As the colonies became more radicalized, their leadership became shrewder, more obsessive and voluble, spewing forth oratory and addresses and declarations of such variety and power as to unite an entire population around a set of mortally dangerous yet self-respecting demands.

For more than a year, the Continental Army under George Washington had managed to hold together and to keep the British forces busy. But a rebellion that was merely negative–that merely pushed back against the British status quo–scarcely afforded the miserable and fractious colonials with a compelling reason to stay in the field. The moment they grew tired of rebelling against, the British would win.

The passage of the Declaration of Independence on July 4, 1776, marks the moment when the various grievances and injuries the colonies suffered under King George were transmuted into one simple positive, practical, political goal. The colonies (now states) declared they were and would be INDEPENDENT. But they also declared themselves to be “the United States of America.” Their first stride toward becoming a true nation came when their leadership, meeting as a “Grand Council of America,” unanimously approved of and proclaimed this as a fait accompli.

What would have happened to the colonists if they had failed to unite? They would probably have been treated as traitors and hung, their fate not too different from what is happening to political dissidents today in Hong Kong.

Today we look back on the leaders of the Revolution and marvel at their sins. We blame them for the political sins of generations of American leaders who came after them. How could they be so narrow-minded, so selfish and blind? Yet without their flawed vision, without their imperfect realization of a universal dream, without their amazing skills as political strategists and activists, where would you and I be today? What language would we be speaking? What narrow confines would shape our political dreams?

Image: “The Battle at Bunker’s Hill,”
from this source.

“Am I Ready To Be President?”

A child with an adult looking face and seated in a fine carriage.

“Am I ready to be president?”  An alarming number of Americans are asking themselves this question, and, after a quick look in the mirror, deciding that the answer is yes.  It is a large legion of astonishingly raw talent whose names we’ve never heard of and perhaps can’t pronounce.

They can’t wait to throw their hats in the proverbial ring.  A bell goes off in their heads, and they begin forming exploratory committees.  Losers from lower-level races imagine finding redemption as presidential wannabes.  From tweets and selfie videos come presidential contenders.  In no time, they are on the royal road, schmoozing the nameless kingmakers of Iowa and holding hands with Stephen Colbert.

 

Image: “Our future president” (c.1867),
from this source.

Political To-Do

Both houses of Congress assembled for the State of the Union.
Convince Americans that the two parties are hopelessly broken and obsolete.

Unify everyone in the political universe who objects to Trump.

Restore the broken connection between the people and their federal representatives.

Create an entirely new political party organized around relevant and forward-looking governmental goals.

Neutralize corrupt actors, including all those who lobby or influence elections with money.

Convince disenchanted voters to support a new third party.

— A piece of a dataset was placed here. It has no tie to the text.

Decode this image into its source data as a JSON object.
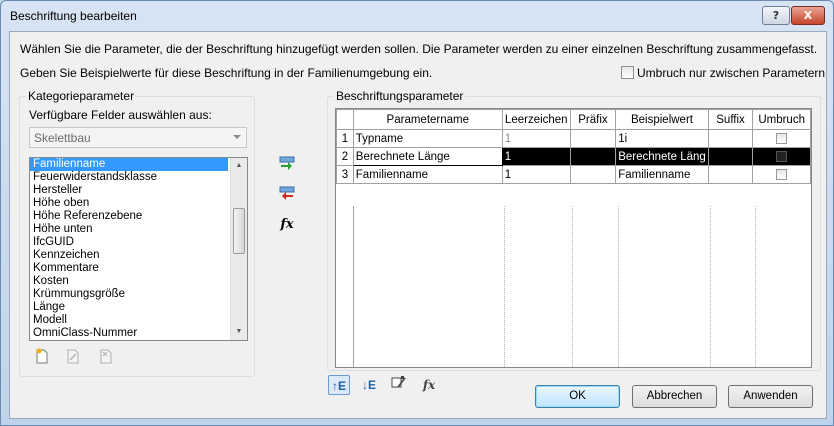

Cultivate a new generation of knowledgeable citizens and public-spirited leaders.

Lure decent moderates back into politics.

Turn off the television.

Cultivate national self-love.

Image: Both houses of Congress assembled for President Trump’s first State of the Union address, January 2017.